“It was a nightmare, Captain.” He swallowed hard. “I’ve been really worried about you.”
“Of course you have.” She made a face. “I should have had you come see me sooner, so you could see that I was alive and well, but I really haven’t been fit for company until today.”
“You certainly look better than you did the last time I saw you.”
“We were in an alley? Or a some basement room?” She shook her head. “I’m afraid those last minutes are very fuzzy.
“Yes, it had been an apartment at one time, but was being used as a storeroom. I’m afraid it wasn’t a very good hiding place.”
“It was the best we could do.”
Harry nodded, but he felt miserable.
“Harry, rumor has it that you’ve been blaming yourself for what happened to me.” She looked at him with sympathy in her eyes.
“I should have handled the whole situation differently.”
“In what way?” she demanded, looking surprised. “It was just bad luck that I was hit by that projectile, and after that, we just had to do the best we could to survive.”
“I shouldn’t have left you alone when you were so sick. If I had stayed with you-.”
She stopped him with a raised hand. “I ordered you to leave, Ensign. Have you forgotten that?”
He stared at her, his mouth open.
“And if the tables had been turned and you were the one who was injured, I would have left you there to look for help. It was the logical thing to do.”
“Please, let me finish.” She took a deep breath and then continued, “What happened was totally unexpected, and you did the best you could in very fluid circumstances. The important thing is that we all escaped without suffering any serious permanent damage.”
“But, Captain, you almost died!”
She shook her head. “But I didn’t die, Harry, and that’s what matters. What I remember is that the crew managed to find a workable solution to an impossible problem and rescued me just in time. You played an important part in the rescue, and that’s what we should focus on as we move on.”
“I wasn’t involved in the actual rescue, Captain.” At her puzzled look, he continued, “I didn’t leave the ship after Tom beamed us onto the shuttle.”

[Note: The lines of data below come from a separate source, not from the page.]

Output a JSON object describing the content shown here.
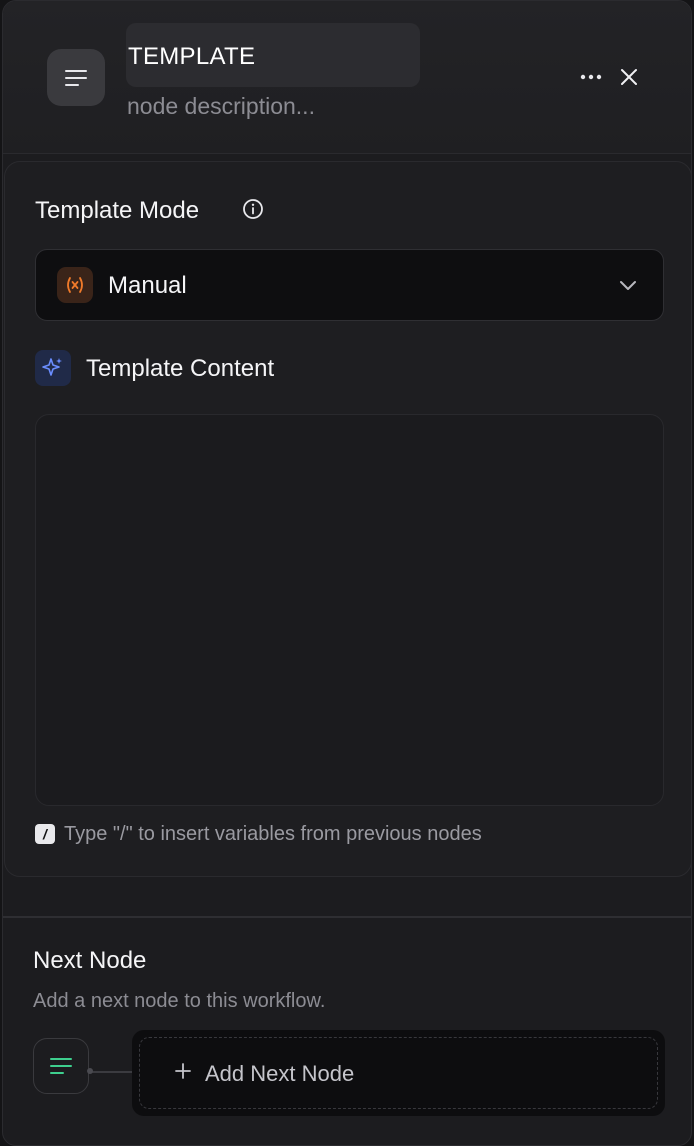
{
  "header": {
    "title": "TEMPLATE",
    "description_placeholder": "node description...",
    "node_icon": "align-left-icon",
    "more_icon": "more-horizontal-icon",
    "close_icon": "close-icon"
  },
  "template_mode": {
    "label": "Template Mode",
    "info_icon": "info-icon",
    "selected": "Manual",
    "selected_icon": "variable-icon",
    "dropdown_icon": "chevron-down-icon"
  },
  "template_content": {
    "label": "Template Content",
    "icon": "sparkle-icon",
    "value": "",
    "hint_key": "/",
    "hint": "Type \"/\" to insert variables from previous nodes"
  },
  "next_node": {
    "title": "Next Node",
    "description": "Add a next node to this workflow.",
    "node_icon": "align-left-icon",
    "add_icon": "plus-icon",
    "add_label": "Add Next Node"
  },
  "colors": {
    "panel_bg": "#1c1c1f",
    "accent_orange": "#f07a2a",
    "accent_blue": "#6a8dff",
    "accent_green": "#3ecf8e"
  }
}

“But you played an important part of the planning. You brought the doctor the projectile that had traces of the poison on it so he could analyze it and create an antidote. And you helped to bring down the dampening field so that Tom could beam you and the other two off of the planet in time to track me down at the ashram. I’m putting all three of you in for a commendation.”
“I don’t know what to say, Captain.”
“There’s nothing more that needs to be said, Harry. I asked you to come in here today because I wanted to thank you for saving my life. I want you to put all the guilt you feel behind you. I have no room on my bridge for a distracted officer.”
“Yes, Captain.” He felt himself blushing. “Is there anything else I can do for you?”
“Not right now. I’m going to review a few reports, but then I’m going to return to my quarters for another rehab session on my knee.”
“I don’t envy you that, Captain.”
“I’m getting better every day. However, I sometimes think Tuvok and Chakotay get some sort of vindictive pleasure out of putting me through the exercises.”
Harry grinned as he stood up to leave. “They just might.”
“I tell you what, Harry,” she continued, her eyes sparkling. “In a couple of weeks, when my knee is completely healed, we’ll play a few games of velocity. Maybe it will make you feel better if you let me win.”
He couldn’t help but laugh. “That can definitely be arranged.”